* _WHAT IS EXPECTED_:
Only the lines with "initial" in the entries below belong in the answer; please copy them.

* _EXERCISE MATERIALS_:
--------------------------------------------------

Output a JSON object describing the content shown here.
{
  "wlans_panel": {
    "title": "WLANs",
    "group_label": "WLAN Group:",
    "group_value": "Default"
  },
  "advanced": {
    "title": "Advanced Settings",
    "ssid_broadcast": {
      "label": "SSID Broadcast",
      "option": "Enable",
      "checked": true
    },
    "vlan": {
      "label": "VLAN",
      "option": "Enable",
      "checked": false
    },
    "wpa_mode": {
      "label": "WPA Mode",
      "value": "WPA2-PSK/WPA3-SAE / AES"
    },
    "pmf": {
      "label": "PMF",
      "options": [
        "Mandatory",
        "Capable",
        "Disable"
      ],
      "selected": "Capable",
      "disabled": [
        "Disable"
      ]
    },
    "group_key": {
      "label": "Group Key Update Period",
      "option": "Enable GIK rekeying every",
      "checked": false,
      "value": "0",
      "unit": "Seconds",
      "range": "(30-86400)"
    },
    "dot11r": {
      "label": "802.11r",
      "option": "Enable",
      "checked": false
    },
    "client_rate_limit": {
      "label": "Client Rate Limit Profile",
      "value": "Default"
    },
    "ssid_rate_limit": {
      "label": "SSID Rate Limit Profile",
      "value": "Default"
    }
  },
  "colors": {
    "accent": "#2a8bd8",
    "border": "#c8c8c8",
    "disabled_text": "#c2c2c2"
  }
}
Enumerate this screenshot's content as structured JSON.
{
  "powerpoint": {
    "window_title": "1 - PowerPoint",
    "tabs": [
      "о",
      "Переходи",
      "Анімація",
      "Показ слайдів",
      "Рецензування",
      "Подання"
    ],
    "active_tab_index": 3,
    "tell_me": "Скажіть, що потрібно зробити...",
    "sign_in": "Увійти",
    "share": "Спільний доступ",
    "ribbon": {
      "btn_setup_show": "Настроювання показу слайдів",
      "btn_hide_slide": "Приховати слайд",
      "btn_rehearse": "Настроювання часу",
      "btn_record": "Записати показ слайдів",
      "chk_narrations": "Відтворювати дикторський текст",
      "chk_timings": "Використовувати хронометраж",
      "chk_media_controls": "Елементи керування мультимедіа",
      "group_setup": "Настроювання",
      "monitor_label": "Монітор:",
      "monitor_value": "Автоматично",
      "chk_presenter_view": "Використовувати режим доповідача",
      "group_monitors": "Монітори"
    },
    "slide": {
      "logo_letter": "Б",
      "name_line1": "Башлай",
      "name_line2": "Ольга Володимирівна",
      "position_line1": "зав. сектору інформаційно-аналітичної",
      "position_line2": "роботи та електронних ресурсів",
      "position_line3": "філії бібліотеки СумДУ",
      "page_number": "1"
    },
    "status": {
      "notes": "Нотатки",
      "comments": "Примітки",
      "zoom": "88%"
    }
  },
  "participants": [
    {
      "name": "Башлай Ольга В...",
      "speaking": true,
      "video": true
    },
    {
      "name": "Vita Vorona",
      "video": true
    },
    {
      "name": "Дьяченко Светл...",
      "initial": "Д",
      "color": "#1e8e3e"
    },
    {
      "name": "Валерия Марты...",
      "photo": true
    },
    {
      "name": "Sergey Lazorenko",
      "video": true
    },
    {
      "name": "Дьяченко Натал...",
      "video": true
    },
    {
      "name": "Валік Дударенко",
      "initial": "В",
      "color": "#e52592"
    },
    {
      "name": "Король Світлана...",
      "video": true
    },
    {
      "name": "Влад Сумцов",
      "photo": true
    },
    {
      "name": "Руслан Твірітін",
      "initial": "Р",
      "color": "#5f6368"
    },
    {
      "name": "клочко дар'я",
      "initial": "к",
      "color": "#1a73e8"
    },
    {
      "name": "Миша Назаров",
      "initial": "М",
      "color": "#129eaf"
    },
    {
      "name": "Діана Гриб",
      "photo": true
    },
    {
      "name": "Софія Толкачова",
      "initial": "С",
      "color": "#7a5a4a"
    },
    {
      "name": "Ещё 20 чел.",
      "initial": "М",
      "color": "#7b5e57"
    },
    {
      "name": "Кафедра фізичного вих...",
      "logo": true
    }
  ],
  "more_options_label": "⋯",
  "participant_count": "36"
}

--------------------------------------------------

* _EXERCISE SOLUTION_:
      "initial": "Д",
      "initial": "В",
      "initial": "Р",
      "initial": "к",
      "initial": "М",
      "initial": "С",
      "initial": "М",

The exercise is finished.